Clones of Atari’s Breakout were so rife that you may not even know it by its original name. Even the genre it belongs to has different monikers. In France, the genre is known as ‘casse-briques’ (brick breaker), while Japanese gamers refer to it as ‘block kuzushi’ (block destruction). Generally, though, Breakout clones are known as either ‘paddle’ or ‘bat and ball’ games.
Arkanoid was Taito’s rendition – released ten years after Atari’s original – and it became a huge arcade hit, gaining numerous sequels. The Game Boy also had its own brick breaker in the form of Alleyway. Although a popular release, being one of four GB launch games, it wasn’t rated highly by critics due to failing to add anything new to the genre.
The Watara Supervision (known as the QuickShot Supervision in the UK) even came packaged with a bat and ball game, known as Crystball. It wasn’t the best choice to bundle with the system, highlighting how blurry the screen became when handling fast moving objects.
Sticking with handhelds, SEGA had their own take too. Woody Pop for the Game Gear was a popular release during the system’s early days, so called due to the bat being a wooden log known as Woody. A tree spirit, no less. It was a darn sight more imaginative than dull old Alleyway.
Space Invaders – 1978
We don’t need to tell you that Space Invaders was a colossal hit. It was a pop culture phenomenon, leading Taito’s classic to become a household name. Even now, 40 years on, it’s still possible to purchase Space Invaders merchandise. T-shirts, keyrings, baseball caps, mugs and more are readily available in high street stores and supermarkets.
It has to be one of the most imitated games of all-time. Why didn’t Taito clamp down on clones? Quite simply, the copyright of the original game hadn’t been properly protected – only the name ‘Space Invaders’ had been trademarked. In short: it was a free market.
Pretty much every system ever released has a Space Invaders style game, with early examples including the Intellivision’s Space Armada – the first Intellivision game to animate more than eight sprites – and the Fairchild Channel F’s Alien Invasion.
We can’t forget Galaxian either, which was Namco’s attempt at creating a bonafide rival rather than a mere clone, boasting full-colour graphics, a scrolling starfield, and background music. In many ways, it set the standard for all arcade games that followed.
Pac-Man – 1980
The moment Atari felt somebody treading on their toes, they beckoned their lawyers. After the biggest name in gaming bagged the prestigious Pac-Man license from Namco, Atari’s rivals tread very carefully when it came to developing their own Pac-Man style maze games.
This pussyfooting resulted in K.C. Munchkin, published by Philips for the Magnavox Odyssey. The creators went great lengths to add several key differences to Pac-Man, so that should they end up in court they’d have a leg to stand on. Instead of four ghosts, there were just three. Mazes – which featured optional random generation – had just 12 pills (known as munchies) to collect, and K.C himself was blue rather than yellow. Sadly for Philips, these changes weren’t enough – Atari managed to convince the courts that Phillips had copied Pac-Man, and so K.C. Munchkin ended up being pulled from shelves. It had a good run, however, making it to store shelves a whole year before the notorious Atari 2600 rendition of Pac-Man.
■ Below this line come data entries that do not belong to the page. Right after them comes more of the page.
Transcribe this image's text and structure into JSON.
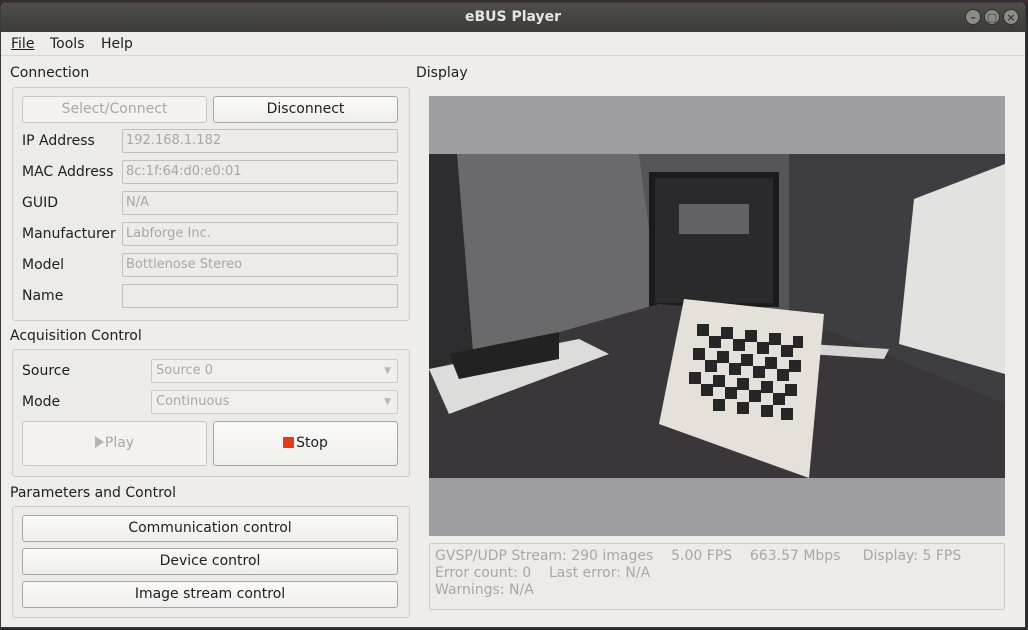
{
  "window": {
    "title": "eBUS Player"
  },
  "menu": {
    "file": "File",
    "tools": "Tools",
    "help": "Help"
  },
  "connection": {
    "title": "Connection",
    "select_connect": "Select/Connect",
    "disconnect": "Disconnect",
    "fields": [
      {
        "label": "IP Address",
        "value": "192.168.1.182"
      },
      {
        "label": "MAC Address",
        "value": "8c:1f:64:d0:e0:01"
      },
      {
        "label": "GUID",
        "value": "N/A"
      },
      {
        "label": "Manufacturer",
        "value": "Labforge Inc."
      },
      {
        "label": "Model",
        "value": "Bottlenose Stereo"
      },
      {
        "label": "Name",
        "value": ""
      }
    ]
  },
  "acquisition": {
    "title": "Acquisition Control",
    "source_label": "Source",
    "source_value": "Source 0",
    "mode_label": "Mode",
    "mode_value": "Continuous",
    "play": "Play",
    "stop": "Stop"
  },
  "parameters": {
    "title": "Parameters and Control",
    "communication": "Communication control",
    "device": "Device control",
    "image_stream": "Image stream control"
  },
  "display": {
    "title": "Display",
    "status_line1": "GVSP/UDP Stream: 290 images    5.00 FPS    663.57 Mbps     Display: 5 FPS",
    "status_line2": "Error count: 0    Last error: N/A",
    "status_line3": "Warnings: N/A"
  },
  "colors": {
    "stop_icon": "#e43a1c",
    "titlebar": "#3d3c39",
    "letterbox": "#9e9ea2"
  }
}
Lock ‘n’ Chase – published by Data East in Japan and Taito in the US – managed to elude Atari’s grasp by taking the cops ‘n robbers route, adding the ability to erect walls. Other clones tasked players with filling a maze with indefinable pills and pellets, rather than emptying it.
Atari’s reach extended to the European microcomputer market, forcing Commodore to yank the Vic 20’s Jelly Monsters – one of the system’s most impressive looking games. Luckily for Sinclair, Hungry Horace for the ZX Spectrum got off scot-free.
For those unable to afford a microcomputer or console, Grandstand’s Munchman tabletop electronic game was the only way to bring the Pac-Man experience home. It wouldn’t be fair to call this a knockoff as it was, in fact, a rebranded officially licensed Pac-Man game from Tomy.
Later Pac-Man clones were far more creative and unique than those that preceded them, including Shigeru Miyamoto’s Devil World, an innovative maze game that was denied Nintendo of America’s approval due to religious imagery.